Stored records:
[Start of Attachment]

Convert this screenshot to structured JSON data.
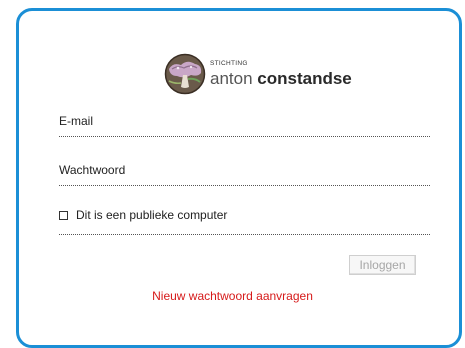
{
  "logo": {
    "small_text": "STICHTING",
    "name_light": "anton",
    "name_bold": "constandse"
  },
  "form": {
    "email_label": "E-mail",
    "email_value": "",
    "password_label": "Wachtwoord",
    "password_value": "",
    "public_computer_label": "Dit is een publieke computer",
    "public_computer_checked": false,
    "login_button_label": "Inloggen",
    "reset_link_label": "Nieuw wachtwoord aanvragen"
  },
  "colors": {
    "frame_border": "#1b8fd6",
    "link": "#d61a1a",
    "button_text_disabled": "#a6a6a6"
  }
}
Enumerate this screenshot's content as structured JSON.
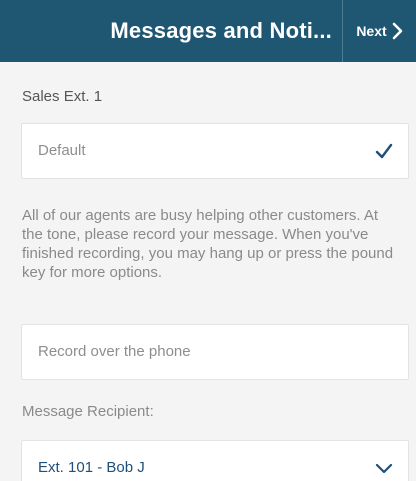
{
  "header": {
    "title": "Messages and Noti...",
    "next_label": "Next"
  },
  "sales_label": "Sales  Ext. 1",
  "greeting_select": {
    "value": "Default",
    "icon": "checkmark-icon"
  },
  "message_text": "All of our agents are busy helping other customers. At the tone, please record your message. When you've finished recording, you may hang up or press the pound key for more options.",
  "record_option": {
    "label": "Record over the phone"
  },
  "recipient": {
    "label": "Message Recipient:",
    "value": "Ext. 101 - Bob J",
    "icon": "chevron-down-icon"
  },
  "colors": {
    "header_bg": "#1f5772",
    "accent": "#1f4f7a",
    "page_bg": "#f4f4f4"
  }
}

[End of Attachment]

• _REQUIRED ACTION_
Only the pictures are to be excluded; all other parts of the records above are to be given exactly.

• _ANSWER SECTION_
Convert this screenshot to structured JSON data.
{
  "logo": {
    "small_text": "STICHTING",
    "name_light": "anton",
    "name_bold": "constandse"
  },
  "form": {
    "email_label": "E-mail",
    "email_value": "",
    "password_label": "Wachtwoord",
    "password_value": "",
    "public_computer_label": "Dit is een publieke computer",
    "public_computer_checked": false,
    "login_button_label": "Inloggen",
    "reset_link_label": "Nieuw wachtwoord aanvragen"
  },
  "colors": {
    "frame_border": "#1b8fd6",
    "link": "#d61a1a",
    "button_text_disabled": "#a6a6a6"
  }
}
Enumerate this screenshot's content as structured JSON.
{
  "header": {
    "title": "Messages and Noti...",
    "next_label": "Next"
  },
  "sales_label": "Sales  Ext. 1",
  "greeting_select": {
    "value": "Default",
    "icon": "checkmark-icon"
  },
  "message_text": "All of our agents are busy helping other customers. At the tone, please record your message. When you've finished recording, you may hang up or press the pound key for more options.",
  "record_option": {
    "label": "Record over the phone"
  },
  "recipient": {
    "label": "Message Recipient:",
    "value": "Ext. 101 - Bob J",
    "icon": "chevron-down-icon"
  },
  "colors": {
    "header_bg": "#1f5772",
    "accent": "#1f4f7a",
    "page_bg": "#f4f4f4"
  }
}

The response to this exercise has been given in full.